MATERIAL FOR THIS TASK:
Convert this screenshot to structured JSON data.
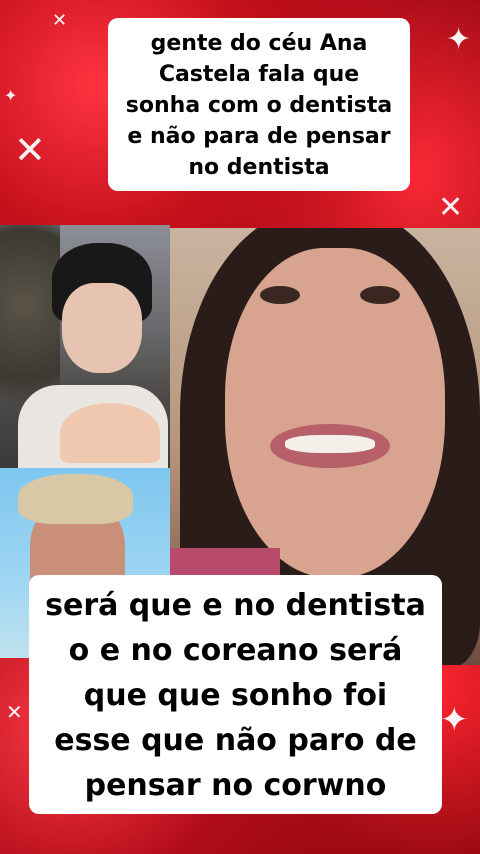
{
  "caption_top": {
    "lines": [
      "gente do céu Ana",
      "Castela fala que",
      "sonha com o dentista",
      "e não para de pensar",
      "no dentista"
    ]
  },
  "caption_bottom": {
    "lines": [
      "será que e no dentista",
      "o  e no coreano será",
      "que  que sonho foi",
      "esse que não paro de",
      "pensar no corwno"
    ]
  },
  "photos": {
    "top_left": "korean-man-heart-hands",
    "bottom_left": "blond-man",
    "right": "woman-talking"
  },
  "colors": {
    "background_red": "#c8141e",
    "caption_bg": "#ffffff",
    "caption_text": "#000000"
  }
}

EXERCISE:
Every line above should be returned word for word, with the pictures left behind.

RESPONSE AREA:
Convert this screenshot to structured JSON data.
{
  "caption_top": {
    "lines": [
      "gente do céu Ana",
      "Castela fala que",
      "sonha com o dentista",
      "e não para de pensar",
      "no dentista"
    ]
  },
  "caption_bottom": {
    "lines": [
      "será que e no dentista",
      "o  e no coreano será",
      "que  que sonho foi",
      "esse que não paro de",
      "pensar no corwno"
    ]
  },
  "photos": {
    "top_left": "korean-man-heart-hands",
    "bottom_left": "blond-man",
    "right": "woman-talking"
  },
  "colors": {
    "background_red": "#c8141e",
    "caption_bg": "#ffffff",
    "caption_text": "#000000"
  }
}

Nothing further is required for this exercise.